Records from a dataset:
########################################
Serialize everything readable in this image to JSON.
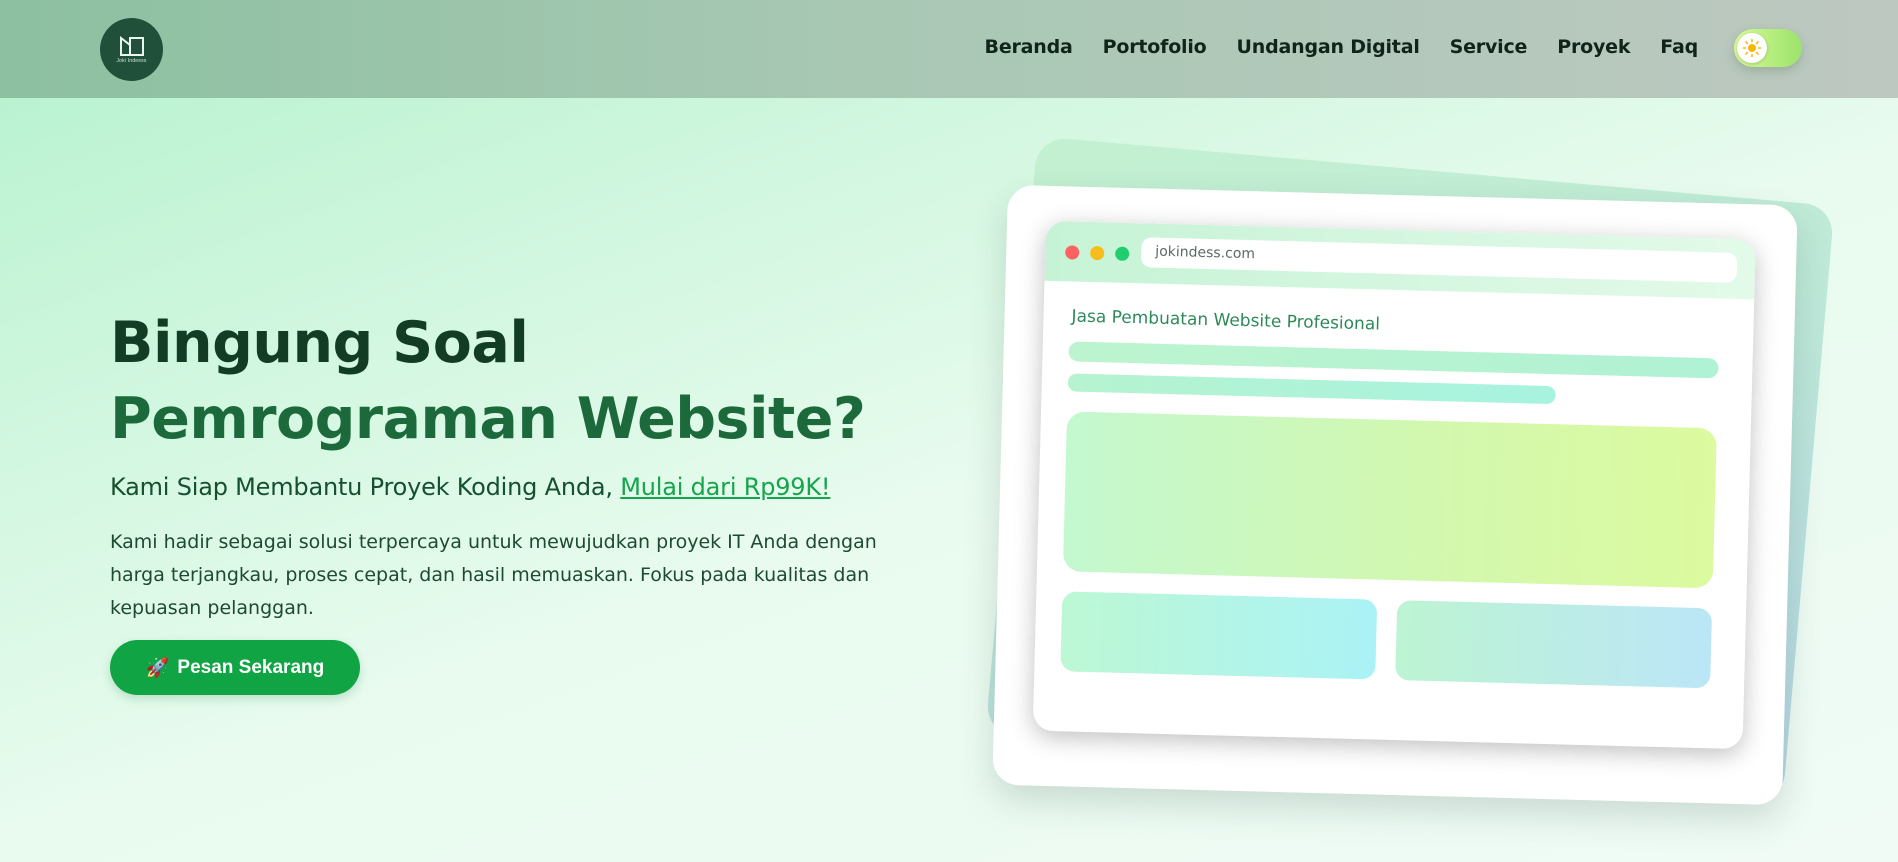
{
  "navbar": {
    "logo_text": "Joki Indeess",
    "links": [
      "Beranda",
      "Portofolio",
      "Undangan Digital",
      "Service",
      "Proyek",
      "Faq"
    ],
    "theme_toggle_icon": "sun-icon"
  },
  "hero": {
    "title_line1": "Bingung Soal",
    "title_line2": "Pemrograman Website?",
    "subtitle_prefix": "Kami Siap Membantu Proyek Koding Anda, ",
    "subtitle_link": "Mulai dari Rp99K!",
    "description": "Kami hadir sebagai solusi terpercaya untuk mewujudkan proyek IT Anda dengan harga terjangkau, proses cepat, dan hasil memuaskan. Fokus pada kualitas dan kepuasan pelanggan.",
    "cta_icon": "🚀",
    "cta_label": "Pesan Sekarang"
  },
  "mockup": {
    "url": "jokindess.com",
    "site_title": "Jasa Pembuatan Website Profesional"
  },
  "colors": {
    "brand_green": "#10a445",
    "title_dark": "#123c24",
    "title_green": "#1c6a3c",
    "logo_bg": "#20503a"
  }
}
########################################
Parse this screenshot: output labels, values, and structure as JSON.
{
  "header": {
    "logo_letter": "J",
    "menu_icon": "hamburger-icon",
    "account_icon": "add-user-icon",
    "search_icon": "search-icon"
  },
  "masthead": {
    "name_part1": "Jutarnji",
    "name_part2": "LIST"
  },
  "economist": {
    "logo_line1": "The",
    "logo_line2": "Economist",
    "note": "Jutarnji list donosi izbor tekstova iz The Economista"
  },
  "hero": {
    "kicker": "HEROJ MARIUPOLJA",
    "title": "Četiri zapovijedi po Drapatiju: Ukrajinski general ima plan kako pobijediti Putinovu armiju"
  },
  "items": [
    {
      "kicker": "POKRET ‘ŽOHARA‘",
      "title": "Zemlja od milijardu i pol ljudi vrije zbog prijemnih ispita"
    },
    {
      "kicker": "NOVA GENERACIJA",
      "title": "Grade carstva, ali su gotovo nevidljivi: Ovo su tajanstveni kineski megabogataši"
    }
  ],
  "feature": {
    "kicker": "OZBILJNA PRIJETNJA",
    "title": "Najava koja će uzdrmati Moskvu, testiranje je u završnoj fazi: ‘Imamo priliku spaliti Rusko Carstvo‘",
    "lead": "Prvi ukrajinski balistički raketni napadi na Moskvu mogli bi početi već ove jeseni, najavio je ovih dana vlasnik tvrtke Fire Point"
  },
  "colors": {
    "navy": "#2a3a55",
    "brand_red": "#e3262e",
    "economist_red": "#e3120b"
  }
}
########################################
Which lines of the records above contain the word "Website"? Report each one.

    "title_line2": "Pemrograman Website?",
    "site_title": "Jasa Pembuatan Website Profesional"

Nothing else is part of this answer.